I played with the idea of making Jules multi-threaded, by rasterizing the trapezoids using multiple threads.
For large shapes it does improve things quite a bit (on my Core2Duo notebook):
Hey, in one case jules now even beats ductus :)
However it reminded me again how hard it is to write well performing multi-threaded code in real-world.
The outcome is a 2-thread producer/consumer implementation, where the consumer can produce for itself if it has catched up with the producer.
The first implementation (multi-unopt) simply fetched idle tiles from a pool, and added rasterized tiles to another one. And there was a volatile variable for communication. That makes 4 uncontended monitorenter/exit + volatile read/write.
With that approach the synchronization overhead eat up almost any speedup, in some cases I even saw ugly regressions.
I now batch fetch/store from the idle/completed tile lists in order to minimize synchronization costs, as well as let the worker start a bit ahead of the consumer.
I am still not sure wether the whole effort makes much sence, it makes the whole thing quite complex.
After all, it was fun ;)

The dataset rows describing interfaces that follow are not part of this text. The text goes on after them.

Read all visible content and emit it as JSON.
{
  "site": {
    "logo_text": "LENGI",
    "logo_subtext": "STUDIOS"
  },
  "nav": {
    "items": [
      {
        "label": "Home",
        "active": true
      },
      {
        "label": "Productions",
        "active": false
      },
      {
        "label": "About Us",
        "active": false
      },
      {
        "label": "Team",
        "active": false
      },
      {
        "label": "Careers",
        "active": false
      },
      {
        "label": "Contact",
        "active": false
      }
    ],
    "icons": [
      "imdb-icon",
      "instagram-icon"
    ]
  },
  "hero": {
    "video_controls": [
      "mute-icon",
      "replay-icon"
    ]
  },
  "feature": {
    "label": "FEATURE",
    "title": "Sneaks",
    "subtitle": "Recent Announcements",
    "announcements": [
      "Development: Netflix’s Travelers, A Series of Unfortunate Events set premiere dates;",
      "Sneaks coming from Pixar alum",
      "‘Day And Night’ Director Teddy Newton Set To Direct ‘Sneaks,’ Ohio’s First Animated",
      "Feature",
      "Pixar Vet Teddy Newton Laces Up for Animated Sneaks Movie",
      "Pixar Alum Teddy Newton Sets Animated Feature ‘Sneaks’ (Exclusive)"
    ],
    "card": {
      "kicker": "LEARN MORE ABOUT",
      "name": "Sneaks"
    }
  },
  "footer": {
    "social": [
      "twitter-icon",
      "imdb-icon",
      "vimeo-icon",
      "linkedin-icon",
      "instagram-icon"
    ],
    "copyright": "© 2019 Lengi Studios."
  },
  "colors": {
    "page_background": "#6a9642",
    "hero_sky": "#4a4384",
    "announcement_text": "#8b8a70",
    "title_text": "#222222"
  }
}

I wonder how much speedup can be archived by using profile-driven optimizations and -O3 when compiling pixman and jules. I guess arround 10-20%, which could be enough to push threaded Jules in front of ductus.